Conservationists have called for tighter laws when it comes to withdrawing water from South Carolina rivers, and it seems that state legislators have been listening.


S.C. Sen. Chip Campsen, R-Charleston, is pitching a proposed bill that would require large agricultural businesses to file for a permit rather than a registration for water withdrawal, and he plans to introduce it this week. The bill was prompted by recent concerns about a large potato farm in Aiken County that wants to pull water from the South Edisto River.


Campsen discussed his bill at a meeting held with conservationists on Wednesday morning, which Conservation Voters of South Carolina Executive Director Ann Timberlake attended. She said Campsen stated this would close a “loophole” in the state's current Surface Water Withdrawal, Permitting Use, and Reporting Act that was passed in 2010.


In April, Walther Farms, which owns several thousand acres in the Windsor area, received approval from the Department of Health and Environmental Control to draw up to 805 million gallons of water monthly from the river for its operations.


Another surface water withdrawal registration application from the farm is currently being reviewed by SCDHEC.


Conservationists across the state have been concerned about the large amount of water that the farm will pull from the blackwater river.


Timberlake said there are several reasons why obtaining a permit is a stricter, more thorough process than getting a registration.


A permit would require public notice unlike a registration. It would also require that SCDHEC receive consultation from the Department of Natural Resources “to quantify the stream flow that would require a reduction in the applicant's water withdrawal because of inadequate stream flow at withdrawal point.”


Another factor of a permit is there is a curtailment during drought conditions that is not required in a registration, Timberlake added.


The Friends of the Edisto, an organization that strives to preserve the river, was also at the meeting on Wednesday and some of its members said they felt encouraged.


Murphy Lybrand, Friends member and resident of Wagener, said Campsen seemed confident in his bill.


“I'm feeling more optimistic now than I have in the past several months,” Lybrand said.


Doug Busbee, another member of the Friends, said he's happy to see any progress but wants to move forward cautiously and assure they move in the right direction. He said the last bill approved in 2010 was passed without any anticipation of a water withdrawal with such magnitude as what Walther Farms has requested.

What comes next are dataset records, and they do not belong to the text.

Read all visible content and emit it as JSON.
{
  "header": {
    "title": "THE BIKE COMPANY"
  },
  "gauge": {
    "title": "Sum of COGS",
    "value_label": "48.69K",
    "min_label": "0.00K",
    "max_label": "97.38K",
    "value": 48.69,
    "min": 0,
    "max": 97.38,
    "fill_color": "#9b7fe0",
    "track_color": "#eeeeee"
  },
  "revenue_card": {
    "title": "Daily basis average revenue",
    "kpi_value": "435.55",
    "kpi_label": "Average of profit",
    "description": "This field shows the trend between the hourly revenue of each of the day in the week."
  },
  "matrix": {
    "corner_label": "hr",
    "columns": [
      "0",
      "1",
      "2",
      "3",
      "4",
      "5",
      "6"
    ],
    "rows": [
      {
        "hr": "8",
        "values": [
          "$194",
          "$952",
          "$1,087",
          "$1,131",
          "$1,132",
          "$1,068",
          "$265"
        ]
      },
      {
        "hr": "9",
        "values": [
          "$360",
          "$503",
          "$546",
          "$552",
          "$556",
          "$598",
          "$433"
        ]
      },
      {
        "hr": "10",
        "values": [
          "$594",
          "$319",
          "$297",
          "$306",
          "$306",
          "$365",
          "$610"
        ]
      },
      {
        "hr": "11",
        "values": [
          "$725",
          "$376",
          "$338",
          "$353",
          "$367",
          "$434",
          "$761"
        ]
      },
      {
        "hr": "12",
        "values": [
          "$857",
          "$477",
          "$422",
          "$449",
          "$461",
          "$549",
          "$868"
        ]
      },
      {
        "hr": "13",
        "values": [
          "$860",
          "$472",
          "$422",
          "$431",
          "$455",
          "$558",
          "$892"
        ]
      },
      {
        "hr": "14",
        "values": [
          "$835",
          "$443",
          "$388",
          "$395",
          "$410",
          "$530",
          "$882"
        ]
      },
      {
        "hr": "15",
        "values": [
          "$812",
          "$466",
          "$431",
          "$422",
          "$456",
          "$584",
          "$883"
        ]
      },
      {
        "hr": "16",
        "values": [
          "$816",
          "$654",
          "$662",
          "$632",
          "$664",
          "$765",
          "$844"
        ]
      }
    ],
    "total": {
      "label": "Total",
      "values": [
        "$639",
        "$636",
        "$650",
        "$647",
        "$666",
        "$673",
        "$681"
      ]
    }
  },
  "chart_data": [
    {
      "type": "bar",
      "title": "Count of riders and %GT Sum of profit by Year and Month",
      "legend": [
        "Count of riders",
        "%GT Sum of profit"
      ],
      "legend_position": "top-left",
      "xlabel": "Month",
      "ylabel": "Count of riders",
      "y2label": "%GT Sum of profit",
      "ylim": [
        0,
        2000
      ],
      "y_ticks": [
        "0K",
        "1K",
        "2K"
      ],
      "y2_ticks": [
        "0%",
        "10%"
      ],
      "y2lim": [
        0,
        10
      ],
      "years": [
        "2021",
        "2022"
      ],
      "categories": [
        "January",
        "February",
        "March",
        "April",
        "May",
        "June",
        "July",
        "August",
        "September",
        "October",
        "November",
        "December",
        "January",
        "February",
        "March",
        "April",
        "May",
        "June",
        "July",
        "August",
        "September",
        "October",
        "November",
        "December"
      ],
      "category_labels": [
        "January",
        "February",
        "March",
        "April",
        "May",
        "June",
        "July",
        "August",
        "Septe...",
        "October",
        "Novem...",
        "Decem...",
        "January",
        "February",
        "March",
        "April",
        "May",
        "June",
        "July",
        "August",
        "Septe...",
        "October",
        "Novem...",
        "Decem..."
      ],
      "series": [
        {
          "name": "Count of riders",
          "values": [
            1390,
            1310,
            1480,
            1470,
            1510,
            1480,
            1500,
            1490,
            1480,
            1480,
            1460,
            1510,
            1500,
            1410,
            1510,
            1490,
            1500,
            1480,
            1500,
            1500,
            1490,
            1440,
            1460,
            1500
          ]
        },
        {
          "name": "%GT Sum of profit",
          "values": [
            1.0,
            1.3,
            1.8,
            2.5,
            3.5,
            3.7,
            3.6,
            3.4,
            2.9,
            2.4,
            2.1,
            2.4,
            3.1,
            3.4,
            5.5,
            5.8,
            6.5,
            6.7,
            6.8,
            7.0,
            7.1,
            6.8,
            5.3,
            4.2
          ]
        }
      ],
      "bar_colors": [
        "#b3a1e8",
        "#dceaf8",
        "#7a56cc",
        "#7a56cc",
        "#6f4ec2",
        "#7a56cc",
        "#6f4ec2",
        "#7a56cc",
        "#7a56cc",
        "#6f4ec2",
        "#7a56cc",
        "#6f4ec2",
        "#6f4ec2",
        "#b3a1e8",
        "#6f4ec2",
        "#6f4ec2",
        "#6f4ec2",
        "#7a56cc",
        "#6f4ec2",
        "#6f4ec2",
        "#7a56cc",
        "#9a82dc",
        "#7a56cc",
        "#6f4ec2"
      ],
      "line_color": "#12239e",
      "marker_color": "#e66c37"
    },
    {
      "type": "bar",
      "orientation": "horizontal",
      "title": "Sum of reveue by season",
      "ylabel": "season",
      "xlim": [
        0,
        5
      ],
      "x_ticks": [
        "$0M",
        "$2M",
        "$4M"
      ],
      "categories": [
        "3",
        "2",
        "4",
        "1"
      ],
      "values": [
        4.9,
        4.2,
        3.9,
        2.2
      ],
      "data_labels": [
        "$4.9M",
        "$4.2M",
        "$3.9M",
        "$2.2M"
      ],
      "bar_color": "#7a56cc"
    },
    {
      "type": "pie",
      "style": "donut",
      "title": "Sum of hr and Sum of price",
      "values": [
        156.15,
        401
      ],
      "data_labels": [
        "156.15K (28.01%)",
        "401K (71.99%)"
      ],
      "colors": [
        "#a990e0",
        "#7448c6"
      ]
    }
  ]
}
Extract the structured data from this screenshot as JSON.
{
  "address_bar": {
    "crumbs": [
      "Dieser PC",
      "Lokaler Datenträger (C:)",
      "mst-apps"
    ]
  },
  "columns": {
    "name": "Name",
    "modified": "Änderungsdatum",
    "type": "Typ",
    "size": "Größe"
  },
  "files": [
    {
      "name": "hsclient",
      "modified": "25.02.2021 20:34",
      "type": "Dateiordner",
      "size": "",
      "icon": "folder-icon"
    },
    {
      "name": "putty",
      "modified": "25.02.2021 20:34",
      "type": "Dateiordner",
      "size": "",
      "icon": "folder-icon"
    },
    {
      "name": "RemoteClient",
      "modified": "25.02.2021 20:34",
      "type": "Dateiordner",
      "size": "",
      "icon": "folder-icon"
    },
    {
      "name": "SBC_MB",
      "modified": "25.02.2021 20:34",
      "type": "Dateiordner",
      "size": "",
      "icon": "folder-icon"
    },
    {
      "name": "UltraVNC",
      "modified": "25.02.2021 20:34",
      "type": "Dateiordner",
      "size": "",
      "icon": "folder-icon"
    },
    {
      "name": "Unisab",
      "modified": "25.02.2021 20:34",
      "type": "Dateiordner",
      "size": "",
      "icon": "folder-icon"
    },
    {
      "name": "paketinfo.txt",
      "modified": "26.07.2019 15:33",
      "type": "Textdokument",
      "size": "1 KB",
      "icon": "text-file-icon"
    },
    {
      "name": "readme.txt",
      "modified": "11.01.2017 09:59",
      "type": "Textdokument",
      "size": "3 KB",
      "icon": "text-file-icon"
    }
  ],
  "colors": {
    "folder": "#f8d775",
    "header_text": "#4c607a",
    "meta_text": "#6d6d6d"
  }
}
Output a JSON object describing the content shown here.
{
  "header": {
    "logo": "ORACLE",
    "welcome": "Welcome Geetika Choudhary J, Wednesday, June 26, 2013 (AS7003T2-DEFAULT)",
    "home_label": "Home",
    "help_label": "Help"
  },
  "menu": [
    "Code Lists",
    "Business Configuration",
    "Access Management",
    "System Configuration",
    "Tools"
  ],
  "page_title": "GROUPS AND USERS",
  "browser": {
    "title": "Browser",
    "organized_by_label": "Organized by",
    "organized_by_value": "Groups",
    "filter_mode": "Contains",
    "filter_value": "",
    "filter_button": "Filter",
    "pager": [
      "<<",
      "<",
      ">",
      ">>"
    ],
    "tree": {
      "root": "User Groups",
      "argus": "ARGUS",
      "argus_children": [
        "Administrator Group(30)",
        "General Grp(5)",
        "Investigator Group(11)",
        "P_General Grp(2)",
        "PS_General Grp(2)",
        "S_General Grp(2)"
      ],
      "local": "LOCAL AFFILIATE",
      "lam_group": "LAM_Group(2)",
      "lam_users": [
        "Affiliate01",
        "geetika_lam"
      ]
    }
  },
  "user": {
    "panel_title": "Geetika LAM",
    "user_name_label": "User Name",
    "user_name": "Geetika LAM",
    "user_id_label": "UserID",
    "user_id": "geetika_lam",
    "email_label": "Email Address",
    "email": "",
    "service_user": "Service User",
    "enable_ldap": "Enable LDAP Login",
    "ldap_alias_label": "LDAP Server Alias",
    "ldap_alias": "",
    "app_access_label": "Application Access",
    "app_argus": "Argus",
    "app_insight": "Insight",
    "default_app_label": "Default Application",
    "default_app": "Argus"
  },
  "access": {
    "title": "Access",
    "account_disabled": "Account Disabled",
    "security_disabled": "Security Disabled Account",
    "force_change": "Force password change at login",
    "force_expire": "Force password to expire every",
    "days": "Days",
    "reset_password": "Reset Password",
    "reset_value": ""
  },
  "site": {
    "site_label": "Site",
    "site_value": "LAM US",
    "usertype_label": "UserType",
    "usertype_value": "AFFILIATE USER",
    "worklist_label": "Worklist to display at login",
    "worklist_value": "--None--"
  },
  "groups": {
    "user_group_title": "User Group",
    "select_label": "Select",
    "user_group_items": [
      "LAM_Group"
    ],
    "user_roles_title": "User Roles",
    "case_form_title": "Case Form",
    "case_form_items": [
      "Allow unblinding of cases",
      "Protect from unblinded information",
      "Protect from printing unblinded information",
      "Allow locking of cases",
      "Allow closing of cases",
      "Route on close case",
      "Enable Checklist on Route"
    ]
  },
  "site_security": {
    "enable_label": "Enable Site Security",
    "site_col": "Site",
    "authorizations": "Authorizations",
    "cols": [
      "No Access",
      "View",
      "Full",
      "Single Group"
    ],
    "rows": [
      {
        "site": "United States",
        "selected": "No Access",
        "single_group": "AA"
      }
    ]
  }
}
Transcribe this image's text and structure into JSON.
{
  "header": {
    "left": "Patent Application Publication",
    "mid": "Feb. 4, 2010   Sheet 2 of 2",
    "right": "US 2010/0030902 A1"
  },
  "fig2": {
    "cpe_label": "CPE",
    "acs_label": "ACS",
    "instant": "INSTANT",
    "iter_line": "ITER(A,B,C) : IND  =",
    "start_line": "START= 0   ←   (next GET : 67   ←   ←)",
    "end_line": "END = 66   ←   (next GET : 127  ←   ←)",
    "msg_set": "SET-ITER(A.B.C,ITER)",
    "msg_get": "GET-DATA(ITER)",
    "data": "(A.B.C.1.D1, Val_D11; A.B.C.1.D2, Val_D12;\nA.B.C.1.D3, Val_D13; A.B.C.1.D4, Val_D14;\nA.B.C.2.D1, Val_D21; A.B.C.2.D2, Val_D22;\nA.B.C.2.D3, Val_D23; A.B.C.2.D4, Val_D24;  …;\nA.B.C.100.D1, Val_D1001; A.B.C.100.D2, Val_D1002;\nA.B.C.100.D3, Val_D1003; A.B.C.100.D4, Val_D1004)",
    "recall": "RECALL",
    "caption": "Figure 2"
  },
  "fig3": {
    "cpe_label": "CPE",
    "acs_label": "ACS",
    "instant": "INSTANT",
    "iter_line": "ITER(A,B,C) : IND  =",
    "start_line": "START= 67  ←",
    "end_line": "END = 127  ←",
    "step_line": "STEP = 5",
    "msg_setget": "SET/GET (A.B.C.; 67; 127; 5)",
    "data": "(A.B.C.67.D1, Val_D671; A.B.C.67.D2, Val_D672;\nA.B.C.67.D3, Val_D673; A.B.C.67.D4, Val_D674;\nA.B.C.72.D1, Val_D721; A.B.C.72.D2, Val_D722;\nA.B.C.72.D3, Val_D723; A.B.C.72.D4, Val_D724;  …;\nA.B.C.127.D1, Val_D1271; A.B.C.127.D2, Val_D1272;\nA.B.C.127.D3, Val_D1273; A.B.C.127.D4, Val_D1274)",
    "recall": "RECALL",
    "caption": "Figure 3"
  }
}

“We want to protect the real South Carolina farmers,” Busbee said. “We don't want to hurt them.”


South Carolina Agriculture Commissioner Hugh Weathers did not feel it was appropriate to comment on legislation that has yet been introduced but said before the surface water withdrawal act was passed in 2010, there was no regulatory process.


He added that the current law does not exempt agriculture except for farm pond withdrawals.


“What has been a very public debate over Walther Farms' surface water withdrawal registration has recently had some behind-the-scenes constructive dialogue that will hopefully resolve concerns over the farm's water usage and that will also allow Walther Farms to demonstrate their focus on sustainability and good stewardship of the Edisto River,” Weathers said.


Calls to Campsen were unreturned by press time.


Repeated attempts to reach Walther Farms have also been unsuccessful.


Amy Banton is the County reporter for the Aiken Standard and has been with the publication since May 2010.


She is a native of Rustburg, Va. and a graduate of Randolph-Macon Woman's College.